Article 82

Pretense is all in "Stillborn Lover"

"The Stillborn Lover," which is having its American premiere at the Berkshire Theatre Festival, is a compelling read. It weaves a spell on the printed page. Considering that it is the work of one of Canada's preeminent novelists, Timothy Findley, who died last June, it is not surprising that his play carries such an elegant literary tone.

But what is good literature between the covers of a book -or a script- does not always make good theatre on a stage. "The Stillborn Lover" is a perfect case in point. In the icy, self-important production it is being given at the Berkshire Theatre Festival, Findley's play rarely rises to the level of lively, let alone stimulating.

"The Stillborn Lover" focuses on a career Canadian diplomat, Harry Raymond (Richard Chamberlain), who, along with his wife, Marion (Lois Nettleton), is called back from his posting in Moscow to a safe house in Ottawa for reasons that are never made clear.

A 19-year-old male prostitute has been brutally murdered in a Moscow hotel room. The possible links between Harry and the youth, Mischa, could prove an embarrassment to Harry's closest friend, Michael Riordan (an impossibly stolid Keir Dullea), who is next in line to succeed Canada's dying prime minister and who can ill afford even the slimmest association with Harry.

"The Stillborn Lover" is less interested in the murder-mystery itself than it is with the consequences of being forced to live a secret life; when for any number of reasons one is forced to hide one's darkest, most forbidding secret in plain sight.

Even as he is being maneuvered into an impossible situation, Harry skillfully handles the relentless questioning by Royal Canadian Mounted Police Superintendent Jackman (played by Robert Emmet Lunney) and his eerily narcissistic aide Mahavolitch (Kaleo Griffith). But as the layers of deceit are stripped away, Harry and Marion, who is in the eary stages of Alzheimer's, must finally face truths they have kept hidden -from others, from each other- for so long.

Mounted on a neutral gray Japanese-style setting, "The Stillborn Lover" slogs through its nearly two and half-hour running time. Nothing is hidden here. Director Martin Rabbett throws symbolism at us relentlessly. The only meaningful symbol, it turns out, is Fabrice Krebour's murky lighting, emblematic of a production that offers little, if any, illumination.

With the notable exceptions of Nettleton, who delivers an affecting, often shattering portrayal of a woman with secrets of her own who pays a heavy price for her love for her husband, and a luminous Jennifer Van Dyck as Harry and Marion's resourceful and resilient lawyer daughter, Diana, whose devotion to her parents also costs her plenty, everyone on stage strikes attitudes, delivering their dialogue as if each word, each sentence carries great significance and meaning.
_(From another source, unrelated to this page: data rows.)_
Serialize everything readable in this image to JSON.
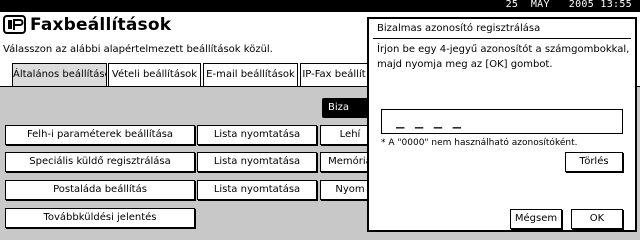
{
  "status_bar": {
    "datetime": "25  MAY   2005 13:55"
  },
  "header": {
    "icon": "fax-settings-icon",
    "title": "Faxbeállítások"
  },
  "instruction": "Válasszon az alábbi alapértelmezett beállítások közül.",
  "tabs": [
    {
      "label": "Általános beállítások",
      "selected": true
    },
    {
      "label": "Vételi beállítások",
      "selected": false
    },
    {
      "label": "E-mail beállítások",
      "selected": false
    },
    {
      "label": "IP-Fax beállít",
      "selected": false
    }
  ],
  "main": {
    "partial_dark_button": "Biza",
    "buttons": [
      "Felh-i paraméterek beállítása",
      "Lista nyomtatása",
      "Lehí",
      "Speciális küldő regisztrálása",
      "Lista nyomtatása",
      "Memória",
      "Postaláda beállítás",
      "Lista nyomtatása",
      "Nyom",
      "Továbbküldési jelentés"
    ]
  },
  "dialog": {
    "title": "Bizalmas azonosító regisztrálása",
    "message_line1": "Írjon be egy 4-jegyű azonosítót a számgombokkal,",
    "message_line2": "majd nyomja meg az [OK] gombot.",
    "input_value": "_ _ _ _",
    "note": "* A \"0000\" nem használható azonosítóként.",
    "clear_label": "Törlés",
    "cancel_label": "Mégsem",
    "ok_label": "OK"
  }
}
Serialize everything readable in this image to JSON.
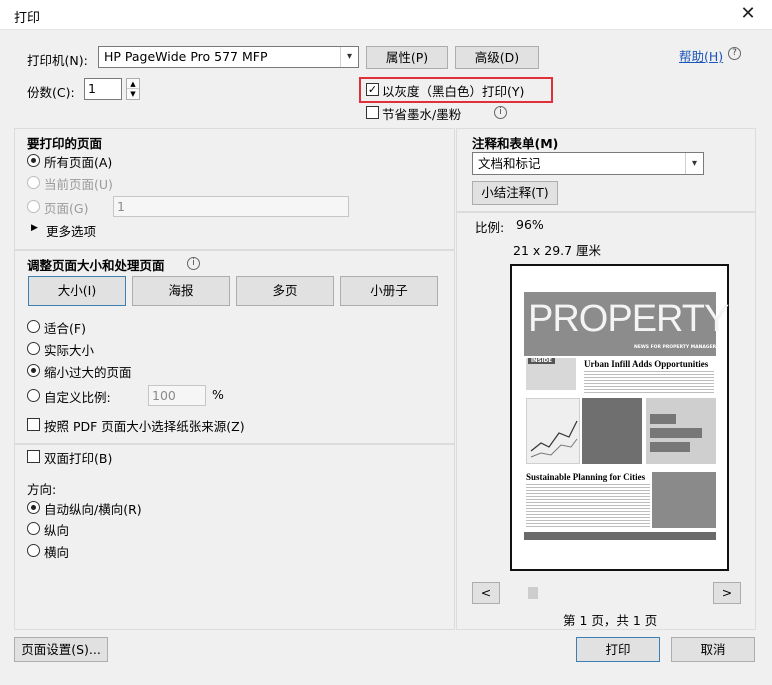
{
  "window": {
    "title": "打印",
    "close_glyph": "✕"
  },
  "printer": {
    "label": "打印机(N):",
    "value": "HP PageWide Pro 577 MFP",
    "properties_button": "属性(P)",
    "advanced_button": "高级(D)",
    "help_link": "帮助(H)"
  },
  "copies": {
    "label": "份数(C):",
    "value": "1"
  },
  "options": {
    "grayscale": {
      "label": "以灰度（黑白色）打印(Y)",
      "checked": true
    },
    "save_ink": {
      "label": "节省墨水/墨粉",
      "checked": false
    }
  },
  "pages_to_print": {
    "heading": "要打印的页面",
    "all": "所有页面(A)",
    "current": "当前页面(U)",
    "pages": "页面(G)",
    "pages_value": "1",
    "more_options": "更多选项"
  },
  "page_sizing": {
    "heading": "调整页面大小和处理页面",
    "tabs": [
      "大小(I)",
      "海报",
      "多页",
      "小册子"
    ],
    "fit": "适合(F)",
    "actual_size": "实际大小",
    "shrink_oversized": "缩小过大的页面",
    "custom_scale": "自定义比例:",
    "custom_scale_value": "100",
    "percent": "%",
    "choose_paper_source": "按照 PDF 页面大小选择纸张来源(Z)"
  },
  "duplex": {
    "label": "双面打印(B)"
  },
  "orientation": {
    "heading": "方向:",
    "auto": "自动纵向/横向(R)",
    "portrait": "纵向",
    "landscape": "横向"
  },
  "comments_forms": {
    "heading": "注释和表单(M)",
    "value": "文档和标记",
    "summarize_button": "小结注释(T)"
  },
  "preview": {
    "scale_label": "比例:",
    "scale_value": "96%",
    "paper_size": "21 x 29.7 厘米",
    "page_indicator": "第 1 页，共 1 页",
    "prev": "<",
    "next": ">",
    "doc": {
      "masthead": "PROPERTY",
      "masthead_sub": "NEWS FOR PROPERTY MANAGERS",
      "inside": "INSIDE",
      "headline1": "Urban Infill Adds Opportunities",
      "headline2": "Sustainable Planning for Cities"
    }
  },
  "footer": {
    "page_setup_button": "页面设置(S)...",
    "print_button": "打印",
    "cancel_button": "取消"
  },
  "colors": {
    "highlight": "#e0303a",
    "link": "#1a55b8",
    "button_focus": "#3c7fb1"
  }
}
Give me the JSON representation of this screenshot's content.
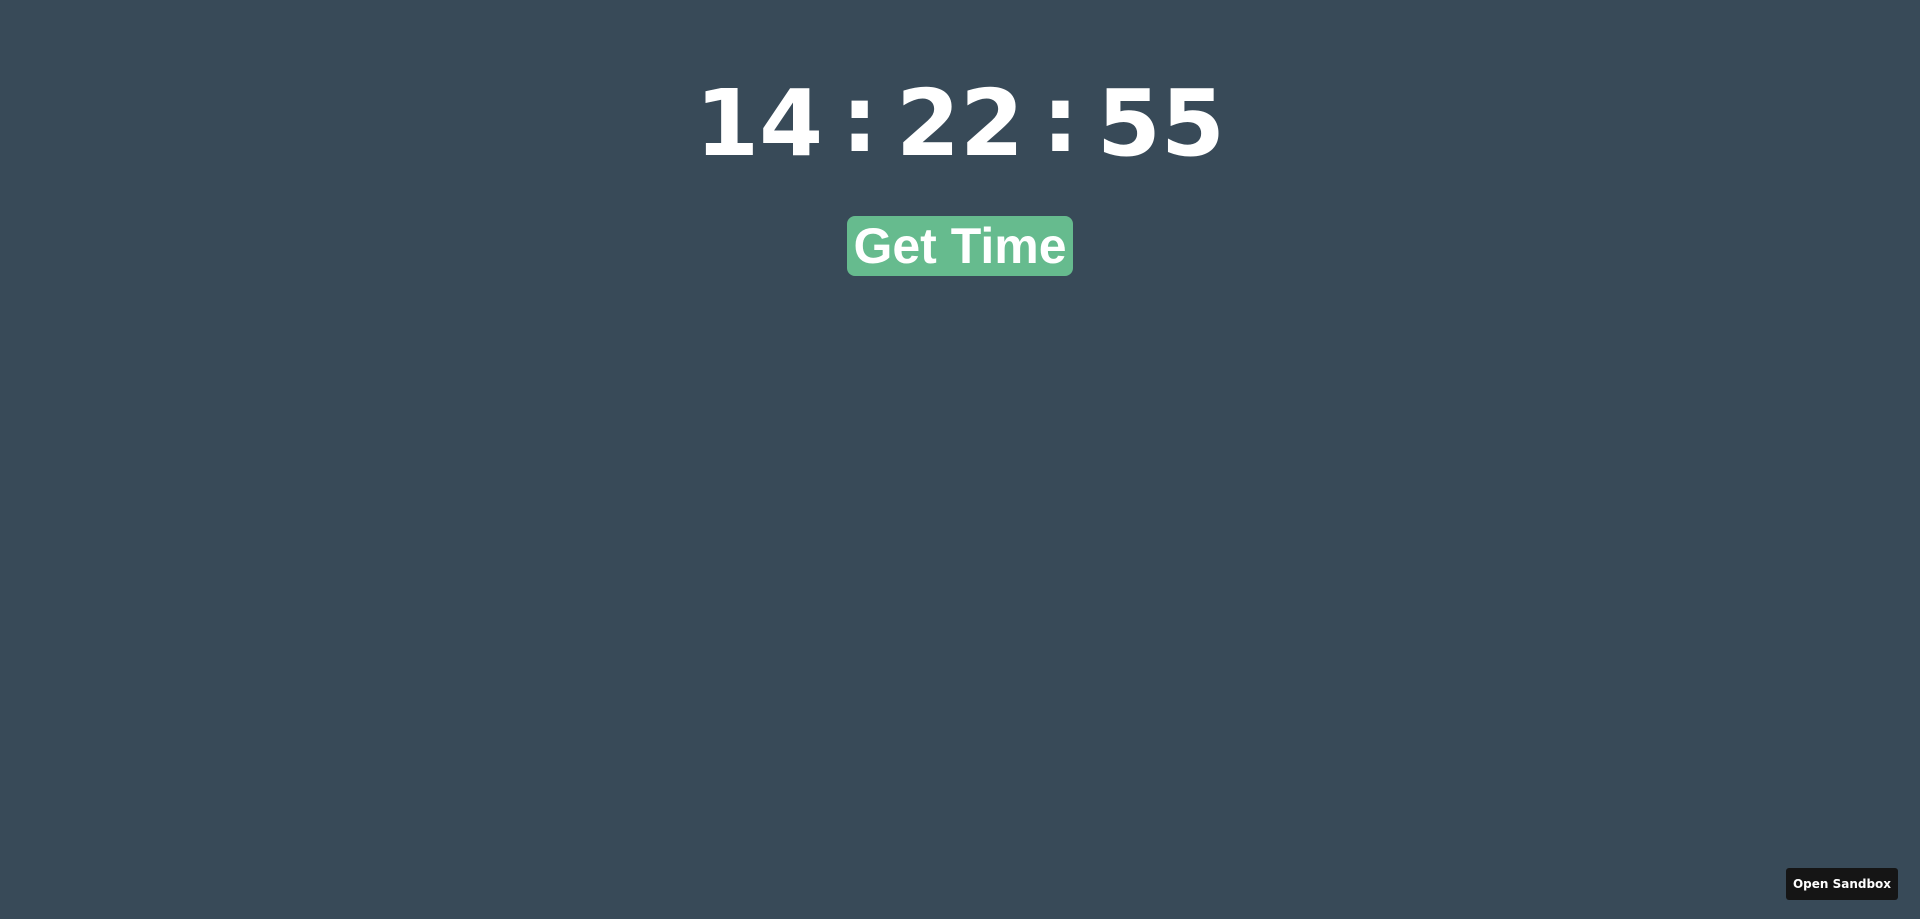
{
  "clock": {
    "hours": "14",
    "separator_1": ":",
    "minutes": "22",
    "separator_2": ":",
    "seconds": "55"
  },
  "actions": {
    "get_time_label": "Get Time"
  },
  "footer": {
    "open_sandbox_label": "Open Sandbox"
  },
  "colors": {
    "background": "#384a58",
    "button_accent": "#66bb8e",
    "text": "#ffffff",
    "sandbox_button_bg": "#151515"
  }
}
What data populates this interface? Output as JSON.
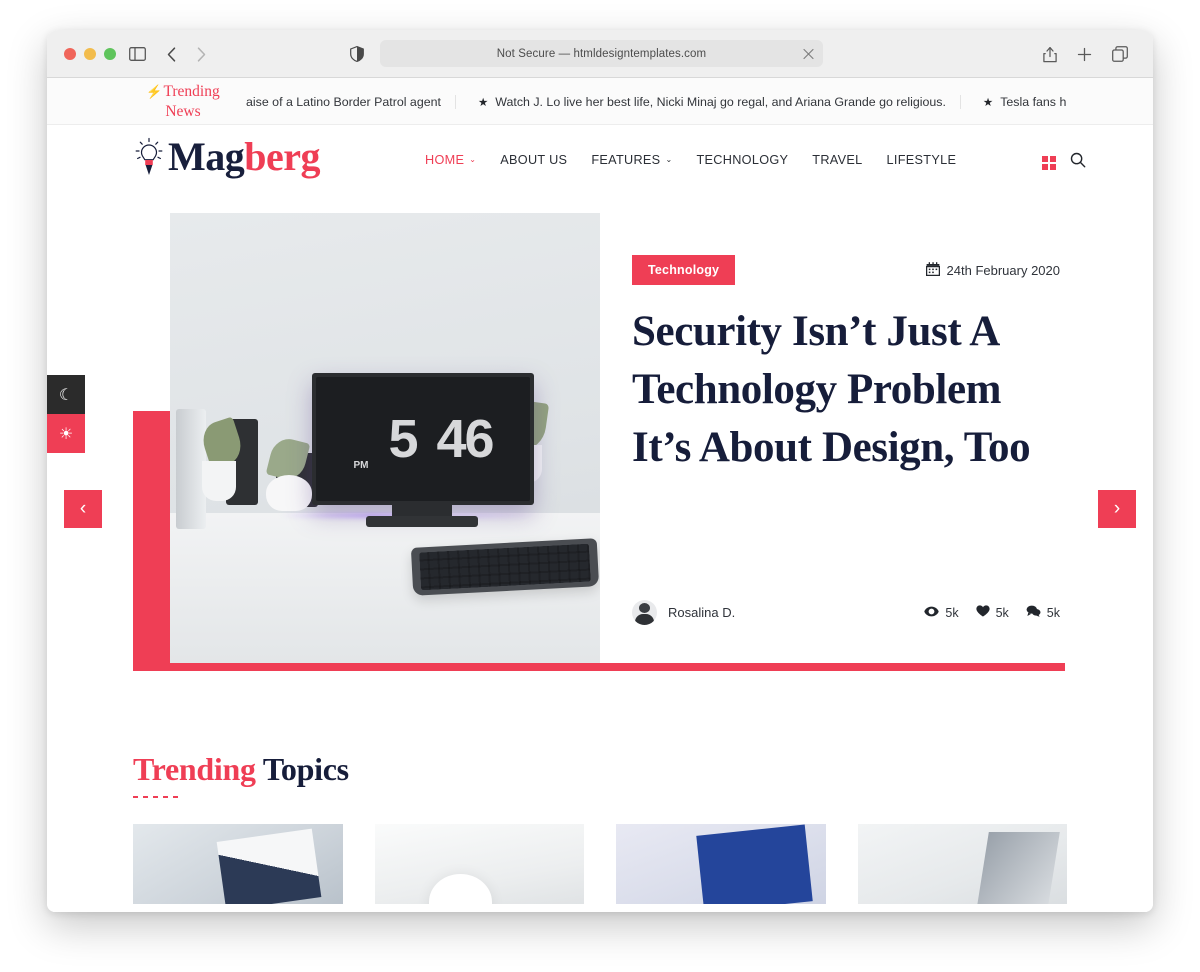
{
  "browser": {
    "url_text": "Not Secure — htmldesigntemplates.com",
    "icons": {
      "sidebar": "sidebar-icon",
      "back": "back-arrow-icon",
      "forward": "forward-arrow-icon",
      "shield": "privacy-shield-icon",
      "clear": "clear-url-icon",
      "share": "share-icon",
      "new_tab": "new-tab-icon",
      "tabs": "show-tabs-icon"
    }
  },
  "ticker": {
    "label_line1": "Trending",
    "label_line2": "News",
    "bolt": "⚡",
    "items": [
      {
        "icon": "",
        "text": "aise of a Latino Border Patrol agent"
      },
      {
        "icon": "★",
        "text": "Watch J. Lo live her best life, Nicki Minaj go regal, and Ariana Grande go religious."
      },
      {
        "icon": "★",
        "text": "Tesla fans h"
      }
    ]
  },
  "header": {
    "logo": {
      "part1": "Mag",
      "part2": "berg",
      "icon": "lightbulb-pencil-icon"
    },
    "nav": [
      {
        "label": "HOME",
        "caret": "⌄",
        "active": true
      },
      {
        "label": "ABOUT US",
        "caret": "",
        "active": false
      },
      {
        "label": "FEATURES",
        "caret": "⌄",
        "active": false
      },
      {
        "label": "TECHNOLOGY",
        "caret": "",
        "active": false
      },
      {
        "label": "TRAVEL",
        "caret": "",
        "active": false
      },
      {
        "label": "LIFESTYLE",
        "caret": "",
        "active": false
      }
    ],
    "actions": {
      "grid": "grid-view-icon",
      "search": "search-icon"
    }
  },
  "mode_toggles": {
    "dark": {
      "icon": "moon-icon",
      "glyph": "☾"
    },
    "light": {
      "icon": "sun-icon",
      "glyph": "☀"
    }
  },
  "carousel": {
    "prev": "‹",
    "next": "›"
  },
  "hero": {
    "category": "Technology",
    "date": "24th February 2020",
    "calendar_icon": "calendar-icon",
    "title": "Security Isn’t Just A Technology Problem It’s About Design, Too",
    "author": "Rosalina D.",
    "stats": [
      {
        "icon": "eye-icon",
        "glyph": "👁",
        "value": "5k"
      },
      {
        "icon": "heart-icon",
        "glyph": "♥",
        "value": "5k"
      },
      {
        "icon": "comment-icon",
        "glyph": "💬",
        "value": "5k"
      }
    ],
    "image_alt": "desk-with-monitor-photo",
    "image_time_hour": "5",
    "image_time_minute": "46",
    "image_time_period": "PM"
  },
  "trending_topics": {
    "heading_part1": "Trending",
    "heading_part2": "Topics",
    "cards": [
      {
        "name": "topic-card-notebook"
      },
      {
        "name": "topic-card-lamp"
      },
      {
        "name": "topic-card-bluebook"
      },
      {
        "name": "topic-card-laptop"
      }
    ]
  },
  "colors": {
    "accent_red": "#ef3e55",
    "headline_navy": "#161d3a",
    "toolbar_gray": "#efefef"
  }
}
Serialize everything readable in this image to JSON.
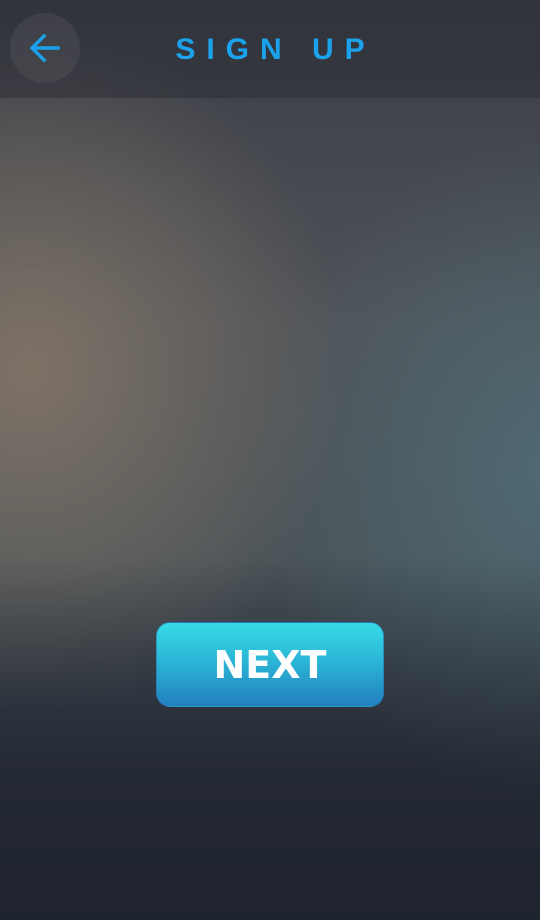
{
  "header": {
    "title": "SIGN UP",
    "back_icon": "arrow-left-icon"
  },
  "actions": {
    "next_label": "NEXT"
  },
  "colors": {
    "accent": "#1aa3ec",
    "button_top": "#36dbe6",
    "button_bottom": "#2280c0",
    "button_text": "#ffffff"
  }
}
Despite moments of conviction, Chamberlain is oddly aloof and distant -passively engaged- in a performance marked chiefly by pensive gazes.

Lunney does his best to enliven things but, like so much else about "The Stillborn Lover," his characterization wallows in ambiguity.

As Riordan's wife, Juliet, Jessica Walter does her best with a role that doesn't ask very much either of her or of us.

For all its arch literary pretensions, Findley's writing often descends to cliche, to the point -particularly in a second act confrontation between Harry and Diana, and an earlier act one scene between Riordan and his wife- that you just know who is going to say what next.

The ultimate irony is that a play that ends with an assertion of life is wrapped throughout in torpor and inflated solemnity. Strip "The Stillborn Lover" of its artifice and pretension and you are left with little more than a stillborn play.

"The Stillborn Lover" contains full frontal male nudity and sexual references.

2003 Jeffrey Borak